What we must recognize about this election is that Romney did nothing to inspire or reach out to those who ought to have been the natural constituency for conservatives. First, he didn’t talk much about social issues, meaning conservatives Christians of the sort who would be inclined toward a Rick Santorum or a Michele Bachmann simply weren’t interested. Let’s also stipulate that a good deal of animosity grew between supporters of the various candidates for the nomination because so often, it appeared to have been rigged. That turned a good many conservatives off, and it also made it harder to unite the party. Mostly, there were too many ways in which Mitt Romney failed. We were told early on that because of 2008, he had a solid ground-game. We now know that this wasn’t the case. McCain clearly had a more effective ground-game, although some larger measure of that is undoubtedly a result of his VP choice.

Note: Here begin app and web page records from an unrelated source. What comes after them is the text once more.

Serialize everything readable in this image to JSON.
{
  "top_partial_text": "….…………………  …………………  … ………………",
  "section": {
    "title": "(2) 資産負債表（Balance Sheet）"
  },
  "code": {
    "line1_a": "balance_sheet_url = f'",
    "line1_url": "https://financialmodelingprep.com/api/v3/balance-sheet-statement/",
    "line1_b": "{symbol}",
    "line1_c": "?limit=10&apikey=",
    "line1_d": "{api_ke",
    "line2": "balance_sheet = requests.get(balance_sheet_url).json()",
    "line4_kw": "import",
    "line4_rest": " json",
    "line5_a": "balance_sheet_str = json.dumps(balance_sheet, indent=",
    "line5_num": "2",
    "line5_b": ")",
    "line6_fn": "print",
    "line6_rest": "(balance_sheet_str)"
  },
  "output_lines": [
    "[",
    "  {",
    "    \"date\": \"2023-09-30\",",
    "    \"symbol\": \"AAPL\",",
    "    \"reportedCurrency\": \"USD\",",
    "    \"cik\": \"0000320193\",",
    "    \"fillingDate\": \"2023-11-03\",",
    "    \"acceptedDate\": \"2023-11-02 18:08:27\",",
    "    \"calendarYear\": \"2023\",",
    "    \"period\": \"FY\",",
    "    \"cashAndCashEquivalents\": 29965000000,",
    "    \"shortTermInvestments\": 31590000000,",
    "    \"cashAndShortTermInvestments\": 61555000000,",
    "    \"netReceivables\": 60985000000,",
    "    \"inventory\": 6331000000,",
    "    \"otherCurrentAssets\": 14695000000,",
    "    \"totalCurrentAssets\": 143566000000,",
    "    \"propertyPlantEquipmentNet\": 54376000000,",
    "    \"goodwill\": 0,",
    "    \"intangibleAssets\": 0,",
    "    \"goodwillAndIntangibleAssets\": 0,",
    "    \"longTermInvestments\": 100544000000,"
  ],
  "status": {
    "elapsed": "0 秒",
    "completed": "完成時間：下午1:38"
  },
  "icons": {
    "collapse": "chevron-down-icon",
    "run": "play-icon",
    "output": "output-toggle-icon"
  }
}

Still, in being circumspect about the results, we must admit that conservative turn-out was down, and evangelicals again stayed home. The demographic issue is real and emerging, but it shouldn’t have been the fatal blow this time. The problem with single mothers and single women may be insurmountable, because conservatism runs counter to what many women of that description have been indoctrinated to believe.
The most fatal flaw was the candidate. Whether by ineptitude, or by sabotage, his campaign missed too many opportunities to attract voters and score big when Obama fumbled. They let the media put them off their game with ludicrous notions. They permitted the Obama campaign to define Mitt, and he did not effectively counter. Most of all, however, Mitt Romney failed to capitalize on the natural constituencies of the conservative movement, perhaps in part because he was at least as unpalatable to them as they were to him. I said early on in the primary fight that Romney seemed to have been planning to ignore the Tea Party and evangelicals on the basis that they’d show up anyway. In many important ways, they didn’t, and this is what spelled defeat for Romney. That, and I don’t think he was supposed to win. More on that later.